As part of their continuing push to be proactive, the Fayette County State Court is officially working towards starting a Veterans Treatment Court.
“Our goal is to identify and help veterans. They put their lives on the line, and now we need to try to do better for them,” said Judge Jason Thompson. “The program is designed to help those veterans who have substance abuse, mental health, and/or PTSD issues.”
In a similar vein to its DUI/Drug Court, the Veterans Treatment Court would aim to assist eligible veteran defendants facing misdemeanor charges who face substance dependency or mental illness. They would be diverted through a specialized criminal court docket that substitutes a treatment and problem-solving model for traditional court processing.
“Before we had accountability courts, we treated everybody the same. Not anymore,” said Thompson.
There would be an anticipated 10 participants in the first group. A team of court staff, veteran health care professionals, veteran peer mentors, and mental health professionals help the participate develop and complete a judicially-supervised treatment plan.
“This program will match them up with a mentor.
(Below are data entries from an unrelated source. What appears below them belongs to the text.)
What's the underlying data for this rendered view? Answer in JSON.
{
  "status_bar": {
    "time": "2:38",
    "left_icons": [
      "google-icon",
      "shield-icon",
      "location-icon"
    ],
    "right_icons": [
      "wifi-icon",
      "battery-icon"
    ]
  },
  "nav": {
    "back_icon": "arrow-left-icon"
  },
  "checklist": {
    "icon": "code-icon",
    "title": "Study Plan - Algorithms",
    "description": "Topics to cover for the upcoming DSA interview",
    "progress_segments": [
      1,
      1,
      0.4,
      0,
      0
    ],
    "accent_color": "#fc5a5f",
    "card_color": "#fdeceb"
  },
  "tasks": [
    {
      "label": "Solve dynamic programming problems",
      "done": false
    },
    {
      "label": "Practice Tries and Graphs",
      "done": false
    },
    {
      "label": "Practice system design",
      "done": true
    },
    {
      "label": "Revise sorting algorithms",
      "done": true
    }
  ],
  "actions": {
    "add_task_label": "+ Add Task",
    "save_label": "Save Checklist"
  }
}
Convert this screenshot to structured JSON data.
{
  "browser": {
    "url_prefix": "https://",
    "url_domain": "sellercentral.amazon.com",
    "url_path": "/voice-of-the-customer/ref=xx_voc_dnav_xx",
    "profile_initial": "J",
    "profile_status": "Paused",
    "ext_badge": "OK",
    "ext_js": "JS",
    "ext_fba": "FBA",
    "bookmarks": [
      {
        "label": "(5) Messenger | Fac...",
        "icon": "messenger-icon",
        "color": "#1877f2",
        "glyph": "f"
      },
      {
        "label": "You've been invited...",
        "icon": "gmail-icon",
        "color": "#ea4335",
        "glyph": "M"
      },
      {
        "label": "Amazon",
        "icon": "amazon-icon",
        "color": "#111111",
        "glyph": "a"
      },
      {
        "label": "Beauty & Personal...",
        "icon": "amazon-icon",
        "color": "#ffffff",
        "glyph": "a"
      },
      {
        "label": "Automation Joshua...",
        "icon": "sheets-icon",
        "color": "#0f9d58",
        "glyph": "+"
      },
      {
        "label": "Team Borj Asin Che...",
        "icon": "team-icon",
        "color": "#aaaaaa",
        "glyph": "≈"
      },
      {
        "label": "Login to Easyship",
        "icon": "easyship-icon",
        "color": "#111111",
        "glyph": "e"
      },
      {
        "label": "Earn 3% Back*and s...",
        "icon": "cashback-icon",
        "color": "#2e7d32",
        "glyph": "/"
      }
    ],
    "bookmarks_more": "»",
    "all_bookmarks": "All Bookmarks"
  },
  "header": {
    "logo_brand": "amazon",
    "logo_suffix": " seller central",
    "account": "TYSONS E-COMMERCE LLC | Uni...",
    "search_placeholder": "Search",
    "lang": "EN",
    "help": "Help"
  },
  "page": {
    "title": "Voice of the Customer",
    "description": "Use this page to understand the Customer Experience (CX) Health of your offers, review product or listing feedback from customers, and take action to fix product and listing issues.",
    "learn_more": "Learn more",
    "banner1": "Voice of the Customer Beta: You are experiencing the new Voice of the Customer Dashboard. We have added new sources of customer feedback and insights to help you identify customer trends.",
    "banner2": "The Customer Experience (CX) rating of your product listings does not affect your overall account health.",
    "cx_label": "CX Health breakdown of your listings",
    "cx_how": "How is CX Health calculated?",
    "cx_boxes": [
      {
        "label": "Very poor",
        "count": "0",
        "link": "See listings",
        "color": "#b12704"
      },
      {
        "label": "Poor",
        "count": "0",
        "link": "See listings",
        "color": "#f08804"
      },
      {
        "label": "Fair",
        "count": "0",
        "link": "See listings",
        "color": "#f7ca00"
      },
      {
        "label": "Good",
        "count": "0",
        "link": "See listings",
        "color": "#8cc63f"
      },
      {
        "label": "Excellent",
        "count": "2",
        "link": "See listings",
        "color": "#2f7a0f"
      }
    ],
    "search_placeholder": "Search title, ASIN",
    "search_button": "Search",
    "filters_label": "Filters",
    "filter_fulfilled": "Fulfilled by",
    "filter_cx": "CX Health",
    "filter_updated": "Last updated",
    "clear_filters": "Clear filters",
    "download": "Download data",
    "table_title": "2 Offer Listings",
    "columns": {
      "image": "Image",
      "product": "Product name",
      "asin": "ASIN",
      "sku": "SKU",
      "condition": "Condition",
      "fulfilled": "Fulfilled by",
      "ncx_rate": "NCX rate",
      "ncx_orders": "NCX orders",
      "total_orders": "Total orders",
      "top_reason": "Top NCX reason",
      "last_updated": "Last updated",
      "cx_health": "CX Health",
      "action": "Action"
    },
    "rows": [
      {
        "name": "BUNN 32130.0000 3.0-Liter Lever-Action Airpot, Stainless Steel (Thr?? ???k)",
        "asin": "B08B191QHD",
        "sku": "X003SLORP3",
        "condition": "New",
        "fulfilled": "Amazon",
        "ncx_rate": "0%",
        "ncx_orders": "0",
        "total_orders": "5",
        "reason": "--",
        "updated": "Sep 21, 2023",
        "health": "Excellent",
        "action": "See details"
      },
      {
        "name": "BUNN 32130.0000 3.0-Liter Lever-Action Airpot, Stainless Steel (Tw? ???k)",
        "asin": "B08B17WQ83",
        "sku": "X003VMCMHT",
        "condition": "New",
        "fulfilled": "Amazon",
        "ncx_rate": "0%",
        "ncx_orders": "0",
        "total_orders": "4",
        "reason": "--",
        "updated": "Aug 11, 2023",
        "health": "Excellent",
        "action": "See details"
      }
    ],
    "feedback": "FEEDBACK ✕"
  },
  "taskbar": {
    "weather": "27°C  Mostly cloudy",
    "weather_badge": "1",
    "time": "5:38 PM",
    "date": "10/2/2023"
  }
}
They will get help, and they will continue to be a productive member of community,” he said. “They will be a taxpayer and not sitting in jail being a tax waster.”
Since its inception in January 2016, the Fayette County DUI Court has saved local taxpayers an estimated $450,000. Along with financial savings, it also reduces recidivism and promotes rehabilitation and creates a pro-social behavior that strengthens core values.
“They save lives, they save families, they save jobs, and they save money,” said Thompson of accountability courts. “Just think about what we can do with that extra half a million dollars.”
With the approval of the Board of Commissioners, the court will be seeking an implementation grant of $118,169 from the Council of Accountability Court Judges, with the county kicking in a 10-percent match of $13,129. The county’s share will be funded from court funds and participant fees.
Thompson acknowledged it is just the beginning in supporting our community’s veterans.
“It’s a good first step, but it’s only the first step.”
Kenneth Koon, founder and executive director of Armed Forces Mission, believes a Veterans Treatment Court could be an important tool in assisting veterans in need. Koon and Armed Forces Mission specialize in suicide prevention among veterans, and he estimates he’s personally done over 800 interventions. He’s seen veterans struggling through trials and tribulations, and he thinks a more personalized and expedient process could help.
When a veteran might be stuck in a dark spot, the program could be a reminder that all is not lost.
“Hopefully it could build up their resilience and renew hope,” said Koon. “It’s a more speedy process, so they’re not stuck in a dark spot for a long time where they’re ruminating on dark things.”
Traumatic experiences form their service could trigger erratic behavior behind the missteps, and an accountability court means they won’t all be treated with the same cookie cutter approach.
“We’re trying to move people in a positive direction, rather than penalize, “ he said. “It’s about rebuilding the broken warriors who have sacrificed so much.”